He recalls that â€œEven though the immediate past administration of Chief Alao Akala in Oyo State did not set up a commission of enquiry, it actually made attempts to turn some Baales into Obas in the state, and about six Baales were given approval to wear beaded crowns, although this was not implemented. So, the agitation for a review of the Chieftaincy law has been on for a very long time. Immediately this administration came in, there were several representations to Governor Abiola Ajimobi on the need to review.â€
Notable stakeholders are already calling for calm, including influential Ibadan elders and those outside the state like Afenifere and Yoruba Council of Elders. The two leading pan-Yoruba socio-cultural and political organisations have weighed in on the matter calling for dialogue and mutual understanding in the resolution of the issues arising from the reforms.
The Central Council of Ibadan Indigenes (CCII) has also stepped in to douse any tension and acrimony the reform could bring. CCII has already brokered a peace meeting between Senator Ladoja and Governor Ajimobi which is hoped will settle the matter even though the Mogajis have called on Olubadan and Ladoja to boycott the meeting.
In the same vein, the Oyo Patriotic Front led by Mr. Jare Adepoju has cautioned the state governor to be careful about any deal with Senator Ladoja because of past peace resolutions which the former Governor has breached.
â€œThe peace move by the CCII to resolve the imbroglio in Ibadan and other parts of Oyo State is commendable. However, we want to caution Governor Ajimobi not to get carried away. He should remember that his gestures in the past were repaid ungraciously,â€ the group advised.
Lending his voice in the support of the reforms, a legal luminary and Senior Advocate of Nigeria, Chief Niyi Akintola commended the government of Oyo State and the Governor for the courage to carry out the reforms in Ibadan traditional institution. For him, the review is long overdue, â€œWhat was obtainable in those days is no longer tenable today. Moniya in Ibadan is bigger than some state capitals in Nigeria; Omi-Adio is a cosmopolitan town with a population of 186,000 people according to the 2006 population census.â€
â€œHow can you expect the ruler in such a town to be under a Mogaji in Ibadan town?
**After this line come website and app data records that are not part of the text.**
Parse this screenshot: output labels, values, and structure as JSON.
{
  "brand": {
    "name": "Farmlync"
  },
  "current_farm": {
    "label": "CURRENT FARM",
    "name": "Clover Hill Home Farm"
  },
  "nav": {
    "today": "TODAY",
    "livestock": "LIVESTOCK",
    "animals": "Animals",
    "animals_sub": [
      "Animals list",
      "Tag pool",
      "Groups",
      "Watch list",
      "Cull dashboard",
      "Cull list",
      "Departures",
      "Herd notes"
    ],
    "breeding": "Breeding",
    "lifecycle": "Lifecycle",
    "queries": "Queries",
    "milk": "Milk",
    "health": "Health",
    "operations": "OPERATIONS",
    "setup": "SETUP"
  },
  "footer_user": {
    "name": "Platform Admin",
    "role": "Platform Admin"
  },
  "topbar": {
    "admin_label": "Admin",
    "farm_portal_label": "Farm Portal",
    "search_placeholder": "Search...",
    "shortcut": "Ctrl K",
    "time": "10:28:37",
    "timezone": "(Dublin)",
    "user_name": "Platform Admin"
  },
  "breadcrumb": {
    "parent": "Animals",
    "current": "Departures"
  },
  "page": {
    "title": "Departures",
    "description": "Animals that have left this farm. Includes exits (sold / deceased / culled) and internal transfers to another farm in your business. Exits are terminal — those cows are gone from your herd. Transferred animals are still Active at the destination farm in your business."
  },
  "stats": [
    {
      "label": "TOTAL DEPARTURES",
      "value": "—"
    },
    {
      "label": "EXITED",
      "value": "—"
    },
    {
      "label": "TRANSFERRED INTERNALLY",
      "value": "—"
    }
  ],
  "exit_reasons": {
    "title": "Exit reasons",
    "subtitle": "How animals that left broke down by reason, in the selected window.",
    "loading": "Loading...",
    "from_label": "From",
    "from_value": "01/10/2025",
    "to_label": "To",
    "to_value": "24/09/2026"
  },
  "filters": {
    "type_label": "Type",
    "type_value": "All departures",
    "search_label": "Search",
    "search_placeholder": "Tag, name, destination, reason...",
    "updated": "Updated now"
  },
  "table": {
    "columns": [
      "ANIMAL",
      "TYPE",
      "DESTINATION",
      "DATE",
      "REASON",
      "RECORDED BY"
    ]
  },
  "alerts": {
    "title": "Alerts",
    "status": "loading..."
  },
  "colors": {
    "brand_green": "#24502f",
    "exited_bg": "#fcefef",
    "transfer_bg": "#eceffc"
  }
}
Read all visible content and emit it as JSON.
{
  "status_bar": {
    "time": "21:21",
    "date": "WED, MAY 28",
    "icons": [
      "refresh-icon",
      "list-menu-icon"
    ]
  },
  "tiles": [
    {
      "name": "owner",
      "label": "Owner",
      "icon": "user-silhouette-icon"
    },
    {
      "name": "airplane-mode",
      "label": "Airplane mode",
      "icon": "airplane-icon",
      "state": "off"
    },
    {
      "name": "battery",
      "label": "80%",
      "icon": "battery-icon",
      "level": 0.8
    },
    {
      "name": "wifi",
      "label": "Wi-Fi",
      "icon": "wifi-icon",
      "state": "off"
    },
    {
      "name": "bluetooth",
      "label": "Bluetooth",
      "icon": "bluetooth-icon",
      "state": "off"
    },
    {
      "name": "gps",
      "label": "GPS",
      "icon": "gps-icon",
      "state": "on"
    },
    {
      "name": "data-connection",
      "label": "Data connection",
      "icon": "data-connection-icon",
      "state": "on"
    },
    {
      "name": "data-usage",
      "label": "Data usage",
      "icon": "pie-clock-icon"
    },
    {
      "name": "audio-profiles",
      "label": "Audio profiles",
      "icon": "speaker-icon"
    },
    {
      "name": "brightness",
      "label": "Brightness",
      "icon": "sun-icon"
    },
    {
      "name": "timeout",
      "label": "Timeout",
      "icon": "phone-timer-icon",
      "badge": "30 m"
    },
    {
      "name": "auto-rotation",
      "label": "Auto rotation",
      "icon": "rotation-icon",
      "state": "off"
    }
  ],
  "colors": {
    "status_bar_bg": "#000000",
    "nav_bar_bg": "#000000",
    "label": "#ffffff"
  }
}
That was what the past governors were trying to correct but they lacked the political will to execute it.â€The coming days will see if the ancient city of Ibadan is pulled back to allowed to benefit from the drive of an innovative and courageous governor.